### What you should do
Write only the number of lines below in which "title" occurs.

### Given records
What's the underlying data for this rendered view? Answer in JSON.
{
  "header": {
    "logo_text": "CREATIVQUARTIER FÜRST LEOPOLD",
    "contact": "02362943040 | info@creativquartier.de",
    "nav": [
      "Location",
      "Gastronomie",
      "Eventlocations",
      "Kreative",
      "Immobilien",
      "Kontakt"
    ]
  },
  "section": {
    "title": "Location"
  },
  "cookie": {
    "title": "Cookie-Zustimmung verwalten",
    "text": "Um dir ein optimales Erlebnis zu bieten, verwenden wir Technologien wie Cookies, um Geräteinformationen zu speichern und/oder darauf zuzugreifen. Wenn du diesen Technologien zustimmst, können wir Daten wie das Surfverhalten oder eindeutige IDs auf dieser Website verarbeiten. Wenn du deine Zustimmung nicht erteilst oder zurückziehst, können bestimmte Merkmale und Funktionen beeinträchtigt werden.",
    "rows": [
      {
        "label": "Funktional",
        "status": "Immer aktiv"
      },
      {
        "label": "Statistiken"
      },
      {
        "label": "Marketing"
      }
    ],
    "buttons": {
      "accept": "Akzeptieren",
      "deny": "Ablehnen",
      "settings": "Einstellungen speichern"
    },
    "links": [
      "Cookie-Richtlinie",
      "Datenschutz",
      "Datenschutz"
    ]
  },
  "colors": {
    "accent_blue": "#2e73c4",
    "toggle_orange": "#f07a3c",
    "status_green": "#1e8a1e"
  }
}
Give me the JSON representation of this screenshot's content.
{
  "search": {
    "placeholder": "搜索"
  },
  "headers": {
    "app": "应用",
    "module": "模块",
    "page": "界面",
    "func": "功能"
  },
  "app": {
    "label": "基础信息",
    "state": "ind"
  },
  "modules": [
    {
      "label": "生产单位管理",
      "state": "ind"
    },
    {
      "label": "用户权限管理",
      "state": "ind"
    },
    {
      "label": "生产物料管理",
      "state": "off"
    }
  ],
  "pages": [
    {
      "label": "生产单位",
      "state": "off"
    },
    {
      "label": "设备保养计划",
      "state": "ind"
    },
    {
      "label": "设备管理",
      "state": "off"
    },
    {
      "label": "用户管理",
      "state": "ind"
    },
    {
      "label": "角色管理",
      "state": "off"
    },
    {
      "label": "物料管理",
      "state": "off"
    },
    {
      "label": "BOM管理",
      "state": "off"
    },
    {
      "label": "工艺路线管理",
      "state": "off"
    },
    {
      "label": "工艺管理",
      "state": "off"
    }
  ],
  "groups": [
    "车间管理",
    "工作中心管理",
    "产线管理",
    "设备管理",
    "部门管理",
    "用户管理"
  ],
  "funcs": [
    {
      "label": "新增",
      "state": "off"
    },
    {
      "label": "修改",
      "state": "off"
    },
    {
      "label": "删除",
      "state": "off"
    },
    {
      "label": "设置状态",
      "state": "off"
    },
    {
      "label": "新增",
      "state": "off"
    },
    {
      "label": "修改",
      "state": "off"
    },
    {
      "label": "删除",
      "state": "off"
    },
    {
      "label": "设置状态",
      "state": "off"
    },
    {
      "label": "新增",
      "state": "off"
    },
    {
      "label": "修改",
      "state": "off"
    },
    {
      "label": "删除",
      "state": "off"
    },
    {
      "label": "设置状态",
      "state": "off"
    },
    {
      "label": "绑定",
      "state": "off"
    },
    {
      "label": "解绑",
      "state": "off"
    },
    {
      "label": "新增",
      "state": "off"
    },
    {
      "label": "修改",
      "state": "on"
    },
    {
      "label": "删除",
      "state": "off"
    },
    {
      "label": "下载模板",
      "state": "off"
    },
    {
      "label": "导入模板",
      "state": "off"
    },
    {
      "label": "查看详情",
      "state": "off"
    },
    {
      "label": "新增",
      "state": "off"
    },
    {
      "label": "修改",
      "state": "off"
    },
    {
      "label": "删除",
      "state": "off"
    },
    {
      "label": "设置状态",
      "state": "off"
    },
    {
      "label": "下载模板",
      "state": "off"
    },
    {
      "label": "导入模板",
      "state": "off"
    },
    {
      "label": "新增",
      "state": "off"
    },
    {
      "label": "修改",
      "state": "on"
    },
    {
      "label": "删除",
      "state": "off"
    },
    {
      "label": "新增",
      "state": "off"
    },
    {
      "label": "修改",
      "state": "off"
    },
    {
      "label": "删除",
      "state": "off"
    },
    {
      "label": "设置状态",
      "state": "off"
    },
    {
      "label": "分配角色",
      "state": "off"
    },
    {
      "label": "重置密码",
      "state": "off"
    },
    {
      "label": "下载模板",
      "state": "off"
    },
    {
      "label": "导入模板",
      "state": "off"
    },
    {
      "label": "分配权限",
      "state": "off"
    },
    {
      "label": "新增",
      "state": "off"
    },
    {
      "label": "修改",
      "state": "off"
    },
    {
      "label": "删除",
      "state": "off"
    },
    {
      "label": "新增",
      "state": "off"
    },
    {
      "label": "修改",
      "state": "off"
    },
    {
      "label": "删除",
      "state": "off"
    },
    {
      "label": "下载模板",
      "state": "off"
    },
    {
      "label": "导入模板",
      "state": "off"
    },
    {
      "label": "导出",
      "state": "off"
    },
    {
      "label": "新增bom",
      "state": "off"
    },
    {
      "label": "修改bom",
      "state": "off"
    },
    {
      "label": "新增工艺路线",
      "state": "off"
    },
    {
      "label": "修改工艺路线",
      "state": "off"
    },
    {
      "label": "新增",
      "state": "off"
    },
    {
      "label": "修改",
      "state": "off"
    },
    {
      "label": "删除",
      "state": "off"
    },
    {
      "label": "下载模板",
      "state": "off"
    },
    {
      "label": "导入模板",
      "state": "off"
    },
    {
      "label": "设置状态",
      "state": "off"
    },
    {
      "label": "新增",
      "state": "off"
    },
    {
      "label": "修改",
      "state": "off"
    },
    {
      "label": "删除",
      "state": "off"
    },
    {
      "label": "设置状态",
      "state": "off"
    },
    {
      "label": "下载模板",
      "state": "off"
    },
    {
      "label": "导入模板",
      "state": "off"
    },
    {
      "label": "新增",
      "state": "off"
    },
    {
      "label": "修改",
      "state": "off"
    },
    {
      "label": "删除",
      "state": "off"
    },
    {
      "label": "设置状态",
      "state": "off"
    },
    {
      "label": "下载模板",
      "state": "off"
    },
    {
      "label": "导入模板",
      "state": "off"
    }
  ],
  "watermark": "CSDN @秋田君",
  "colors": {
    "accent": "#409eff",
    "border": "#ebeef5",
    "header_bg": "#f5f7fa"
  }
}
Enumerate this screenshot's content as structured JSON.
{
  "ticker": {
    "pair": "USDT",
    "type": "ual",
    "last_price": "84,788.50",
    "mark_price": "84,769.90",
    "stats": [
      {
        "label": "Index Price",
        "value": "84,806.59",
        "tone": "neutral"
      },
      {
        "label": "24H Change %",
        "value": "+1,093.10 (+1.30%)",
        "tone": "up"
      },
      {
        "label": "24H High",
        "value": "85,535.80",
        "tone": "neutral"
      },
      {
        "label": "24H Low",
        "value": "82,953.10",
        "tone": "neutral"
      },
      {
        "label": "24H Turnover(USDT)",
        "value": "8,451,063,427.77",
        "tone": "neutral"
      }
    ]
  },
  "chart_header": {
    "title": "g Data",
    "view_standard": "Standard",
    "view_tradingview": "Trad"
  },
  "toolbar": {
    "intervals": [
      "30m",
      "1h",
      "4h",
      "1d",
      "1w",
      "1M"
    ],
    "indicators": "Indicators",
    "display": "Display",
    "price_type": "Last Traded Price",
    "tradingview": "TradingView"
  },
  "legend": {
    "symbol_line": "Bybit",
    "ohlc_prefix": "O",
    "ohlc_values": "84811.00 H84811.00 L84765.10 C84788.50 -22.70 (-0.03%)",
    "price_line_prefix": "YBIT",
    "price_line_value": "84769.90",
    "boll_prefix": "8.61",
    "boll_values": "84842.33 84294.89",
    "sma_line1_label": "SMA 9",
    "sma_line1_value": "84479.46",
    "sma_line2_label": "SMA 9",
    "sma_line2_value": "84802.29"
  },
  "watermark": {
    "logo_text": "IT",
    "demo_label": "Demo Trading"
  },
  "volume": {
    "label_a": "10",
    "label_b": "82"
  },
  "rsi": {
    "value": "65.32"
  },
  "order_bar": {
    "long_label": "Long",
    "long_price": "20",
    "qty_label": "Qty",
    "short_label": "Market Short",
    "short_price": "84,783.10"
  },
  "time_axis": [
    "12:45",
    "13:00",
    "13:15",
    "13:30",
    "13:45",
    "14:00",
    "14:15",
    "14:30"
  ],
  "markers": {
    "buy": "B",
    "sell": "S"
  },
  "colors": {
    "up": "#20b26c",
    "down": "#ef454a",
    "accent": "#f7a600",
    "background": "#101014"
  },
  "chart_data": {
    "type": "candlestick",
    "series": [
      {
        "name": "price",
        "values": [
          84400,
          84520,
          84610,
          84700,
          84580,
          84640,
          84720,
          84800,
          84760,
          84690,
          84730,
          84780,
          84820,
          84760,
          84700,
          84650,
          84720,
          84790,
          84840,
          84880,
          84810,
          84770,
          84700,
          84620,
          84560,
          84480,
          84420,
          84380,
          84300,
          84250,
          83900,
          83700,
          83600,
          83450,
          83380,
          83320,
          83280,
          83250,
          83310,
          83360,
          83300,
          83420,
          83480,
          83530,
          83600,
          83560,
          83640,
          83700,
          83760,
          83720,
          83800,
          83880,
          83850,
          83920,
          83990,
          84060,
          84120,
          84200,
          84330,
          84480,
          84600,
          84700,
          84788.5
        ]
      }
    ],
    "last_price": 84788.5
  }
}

### Output
3